Convincing evidence is required for prosecutors to obtain convictions. Allegations must be substantiated. DNA evidence can provide proof the state needs to link a Milwaukee defendant to a sex crime or show a person is wrongfully accused.
Human cells hold identifying information carried by deoxyribonucleic acid or DNA. Like fingerprints, each person’s characteristics mapped out in DNA are unique. Police investigators can trace the “owner” of DNA by conducting tests on cell-containing evidence left behind after a sexual assault.
Genetic codes are revealed in traces of skin tissues and body fluids like blood, semen, and saliva which can be gathered at a crime scene or from a sexual assault victim. Investigators can tie DNA evidence directly to a defendant or, when a sexual offender is unknown, compare test results with existing DNA profiles housed in a federal database known as the Combined DNA Index System or CODIS.
Sex crimes often have few if any witnesses. DNA can supply additional proof in cases where the only other evidence available may be the accounts of the alleged victim and defendant. In the same way DNA can place a defendant at a crime scene a lack of evidence can absolve a person of any wrongdoing.
People other than the defendant sometimes are required to undergo DNA tests – investigating officers, witnesses and a purported victim’s consensual sex partners included — to eliminate the possibility someone else was involved in a crime. DNA collected during an investigation is added to the CODIS database, whether or not test subjects are charged with or convicted of a sexual offense.
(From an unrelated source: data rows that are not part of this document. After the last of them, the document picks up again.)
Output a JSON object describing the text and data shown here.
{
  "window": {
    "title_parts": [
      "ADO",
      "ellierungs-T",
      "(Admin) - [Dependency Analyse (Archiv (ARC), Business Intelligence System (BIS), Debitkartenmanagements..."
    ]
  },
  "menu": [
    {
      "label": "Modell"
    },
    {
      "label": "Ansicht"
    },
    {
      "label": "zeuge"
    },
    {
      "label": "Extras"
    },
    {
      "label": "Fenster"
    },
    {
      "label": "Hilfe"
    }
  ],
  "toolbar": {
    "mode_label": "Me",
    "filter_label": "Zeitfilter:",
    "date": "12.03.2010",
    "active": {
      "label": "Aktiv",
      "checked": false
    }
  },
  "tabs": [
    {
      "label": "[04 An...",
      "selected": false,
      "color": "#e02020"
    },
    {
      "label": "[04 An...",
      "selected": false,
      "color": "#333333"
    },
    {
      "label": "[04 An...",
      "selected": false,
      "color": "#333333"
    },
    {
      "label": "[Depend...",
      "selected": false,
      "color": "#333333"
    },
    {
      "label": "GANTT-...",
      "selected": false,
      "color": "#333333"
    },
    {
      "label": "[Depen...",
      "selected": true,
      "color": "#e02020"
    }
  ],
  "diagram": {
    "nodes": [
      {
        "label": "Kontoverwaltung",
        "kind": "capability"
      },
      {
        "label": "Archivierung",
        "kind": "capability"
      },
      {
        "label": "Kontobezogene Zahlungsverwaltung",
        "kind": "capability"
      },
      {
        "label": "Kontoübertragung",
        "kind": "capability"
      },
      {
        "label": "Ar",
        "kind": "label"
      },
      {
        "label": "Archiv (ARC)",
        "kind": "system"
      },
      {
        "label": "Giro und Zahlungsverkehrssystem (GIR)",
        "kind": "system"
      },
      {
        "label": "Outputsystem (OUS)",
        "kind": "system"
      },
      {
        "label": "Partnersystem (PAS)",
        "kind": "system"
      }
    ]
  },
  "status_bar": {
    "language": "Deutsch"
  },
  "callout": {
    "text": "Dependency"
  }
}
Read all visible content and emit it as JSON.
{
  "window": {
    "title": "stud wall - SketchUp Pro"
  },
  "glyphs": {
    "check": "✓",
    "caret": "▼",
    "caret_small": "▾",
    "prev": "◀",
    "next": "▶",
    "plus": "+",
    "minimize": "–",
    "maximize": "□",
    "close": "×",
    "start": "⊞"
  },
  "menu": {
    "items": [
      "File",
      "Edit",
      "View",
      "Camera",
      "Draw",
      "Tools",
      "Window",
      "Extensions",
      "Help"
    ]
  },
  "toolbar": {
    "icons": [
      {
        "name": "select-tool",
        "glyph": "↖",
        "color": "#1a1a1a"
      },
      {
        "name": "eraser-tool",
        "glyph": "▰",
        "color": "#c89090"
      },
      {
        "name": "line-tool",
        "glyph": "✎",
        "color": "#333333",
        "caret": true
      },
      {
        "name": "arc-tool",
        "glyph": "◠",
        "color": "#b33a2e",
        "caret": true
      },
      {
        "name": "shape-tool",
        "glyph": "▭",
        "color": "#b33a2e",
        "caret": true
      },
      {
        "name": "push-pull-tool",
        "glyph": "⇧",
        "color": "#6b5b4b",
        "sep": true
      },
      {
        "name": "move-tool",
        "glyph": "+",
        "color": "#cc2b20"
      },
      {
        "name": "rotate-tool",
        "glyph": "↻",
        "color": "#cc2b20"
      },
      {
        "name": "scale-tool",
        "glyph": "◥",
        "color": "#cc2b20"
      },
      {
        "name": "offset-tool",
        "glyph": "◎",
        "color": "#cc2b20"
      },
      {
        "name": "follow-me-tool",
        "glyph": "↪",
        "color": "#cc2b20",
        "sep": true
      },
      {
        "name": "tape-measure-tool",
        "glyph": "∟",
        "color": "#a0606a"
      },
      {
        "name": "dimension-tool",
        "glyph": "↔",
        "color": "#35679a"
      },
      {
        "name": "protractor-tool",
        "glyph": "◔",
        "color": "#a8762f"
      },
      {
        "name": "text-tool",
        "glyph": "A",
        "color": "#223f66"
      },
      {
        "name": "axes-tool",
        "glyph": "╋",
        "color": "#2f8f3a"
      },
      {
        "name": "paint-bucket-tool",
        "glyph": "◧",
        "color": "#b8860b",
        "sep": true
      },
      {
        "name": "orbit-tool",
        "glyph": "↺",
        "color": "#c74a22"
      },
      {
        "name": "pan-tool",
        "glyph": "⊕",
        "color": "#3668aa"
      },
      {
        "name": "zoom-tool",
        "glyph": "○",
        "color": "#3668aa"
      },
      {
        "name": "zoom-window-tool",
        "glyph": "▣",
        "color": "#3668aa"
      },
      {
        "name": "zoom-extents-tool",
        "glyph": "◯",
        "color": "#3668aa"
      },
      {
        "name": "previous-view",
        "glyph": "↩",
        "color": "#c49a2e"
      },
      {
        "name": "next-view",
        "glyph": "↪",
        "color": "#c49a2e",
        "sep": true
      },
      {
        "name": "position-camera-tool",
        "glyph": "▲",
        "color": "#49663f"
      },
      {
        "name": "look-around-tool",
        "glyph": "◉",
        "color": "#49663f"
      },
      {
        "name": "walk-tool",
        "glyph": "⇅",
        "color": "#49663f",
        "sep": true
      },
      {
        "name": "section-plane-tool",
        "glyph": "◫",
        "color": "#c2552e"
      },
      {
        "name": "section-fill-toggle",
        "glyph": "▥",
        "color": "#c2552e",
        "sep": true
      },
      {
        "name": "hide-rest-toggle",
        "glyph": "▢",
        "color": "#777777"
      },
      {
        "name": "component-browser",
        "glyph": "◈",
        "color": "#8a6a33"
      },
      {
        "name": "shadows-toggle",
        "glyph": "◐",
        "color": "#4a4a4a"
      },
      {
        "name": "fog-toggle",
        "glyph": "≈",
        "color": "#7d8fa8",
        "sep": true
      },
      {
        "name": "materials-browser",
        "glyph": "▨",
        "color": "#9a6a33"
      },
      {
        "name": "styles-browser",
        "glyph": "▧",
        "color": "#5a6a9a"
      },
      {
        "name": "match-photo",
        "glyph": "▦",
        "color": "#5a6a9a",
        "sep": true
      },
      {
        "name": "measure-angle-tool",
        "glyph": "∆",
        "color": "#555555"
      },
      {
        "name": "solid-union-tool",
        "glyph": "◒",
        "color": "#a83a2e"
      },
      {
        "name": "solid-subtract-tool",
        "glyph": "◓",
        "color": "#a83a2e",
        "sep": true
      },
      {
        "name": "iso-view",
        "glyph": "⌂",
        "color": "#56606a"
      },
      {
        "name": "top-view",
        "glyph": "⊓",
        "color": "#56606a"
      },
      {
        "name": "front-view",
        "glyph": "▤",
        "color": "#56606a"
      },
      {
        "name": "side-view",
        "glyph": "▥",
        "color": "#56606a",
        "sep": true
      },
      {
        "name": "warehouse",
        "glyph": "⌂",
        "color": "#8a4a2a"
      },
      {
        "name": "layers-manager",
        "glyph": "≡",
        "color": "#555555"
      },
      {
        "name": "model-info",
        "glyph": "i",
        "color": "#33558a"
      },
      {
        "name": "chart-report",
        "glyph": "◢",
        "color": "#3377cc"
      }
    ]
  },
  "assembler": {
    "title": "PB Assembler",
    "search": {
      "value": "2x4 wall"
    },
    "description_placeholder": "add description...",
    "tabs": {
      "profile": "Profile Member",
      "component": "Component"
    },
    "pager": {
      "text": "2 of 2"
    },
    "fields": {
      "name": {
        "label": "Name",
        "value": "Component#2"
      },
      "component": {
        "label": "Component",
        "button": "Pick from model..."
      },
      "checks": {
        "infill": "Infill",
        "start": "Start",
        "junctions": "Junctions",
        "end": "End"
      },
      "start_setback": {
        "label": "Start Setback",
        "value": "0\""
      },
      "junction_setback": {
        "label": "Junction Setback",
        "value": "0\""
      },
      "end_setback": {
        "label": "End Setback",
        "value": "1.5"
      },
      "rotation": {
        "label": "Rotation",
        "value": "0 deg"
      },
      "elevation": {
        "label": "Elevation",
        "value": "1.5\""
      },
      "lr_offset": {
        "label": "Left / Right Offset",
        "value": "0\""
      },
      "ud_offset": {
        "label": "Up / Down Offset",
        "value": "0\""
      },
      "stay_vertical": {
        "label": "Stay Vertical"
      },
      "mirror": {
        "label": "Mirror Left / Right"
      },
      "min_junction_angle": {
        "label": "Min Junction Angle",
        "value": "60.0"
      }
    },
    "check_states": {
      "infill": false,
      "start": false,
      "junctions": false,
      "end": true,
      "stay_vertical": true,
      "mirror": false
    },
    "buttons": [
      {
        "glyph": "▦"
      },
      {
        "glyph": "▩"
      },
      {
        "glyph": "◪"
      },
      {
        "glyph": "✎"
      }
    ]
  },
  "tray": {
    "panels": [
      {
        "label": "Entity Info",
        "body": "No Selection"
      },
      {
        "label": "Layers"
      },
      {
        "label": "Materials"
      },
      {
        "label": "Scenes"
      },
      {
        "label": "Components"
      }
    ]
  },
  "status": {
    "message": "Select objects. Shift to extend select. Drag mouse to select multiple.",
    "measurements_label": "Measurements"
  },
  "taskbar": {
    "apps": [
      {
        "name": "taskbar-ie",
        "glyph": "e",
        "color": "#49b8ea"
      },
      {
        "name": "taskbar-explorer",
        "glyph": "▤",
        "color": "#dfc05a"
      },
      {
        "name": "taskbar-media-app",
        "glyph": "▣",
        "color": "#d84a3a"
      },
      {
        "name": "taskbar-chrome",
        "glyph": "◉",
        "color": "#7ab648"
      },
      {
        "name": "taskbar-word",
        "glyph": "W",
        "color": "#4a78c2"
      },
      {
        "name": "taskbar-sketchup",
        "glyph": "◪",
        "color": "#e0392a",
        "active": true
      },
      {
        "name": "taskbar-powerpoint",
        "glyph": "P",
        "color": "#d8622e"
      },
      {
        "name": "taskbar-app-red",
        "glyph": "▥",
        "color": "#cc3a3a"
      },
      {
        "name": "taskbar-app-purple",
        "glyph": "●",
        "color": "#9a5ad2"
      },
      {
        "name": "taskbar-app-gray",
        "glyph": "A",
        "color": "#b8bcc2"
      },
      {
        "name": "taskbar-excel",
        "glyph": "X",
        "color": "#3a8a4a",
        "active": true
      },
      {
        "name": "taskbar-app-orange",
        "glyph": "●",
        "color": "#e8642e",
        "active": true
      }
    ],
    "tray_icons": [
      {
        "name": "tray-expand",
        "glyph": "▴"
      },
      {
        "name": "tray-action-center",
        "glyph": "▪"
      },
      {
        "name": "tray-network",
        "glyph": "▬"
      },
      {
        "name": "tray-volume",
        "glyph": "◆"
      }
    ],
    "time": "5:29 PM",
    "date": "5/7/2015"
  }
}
Criminal defense attorneys advise DNA can place a defendant at a crime scene, but it cannot pass on details about events that happened there. The genetic information is only a marker. Prosecutors must make the connection between DNA evidence, even identifying information found in semen, and a sexual assault.
Source: Rape, Abuse and Incest National Network, “The Importance of DNA in Sexual Assault Cases,” accessed July 08, 2015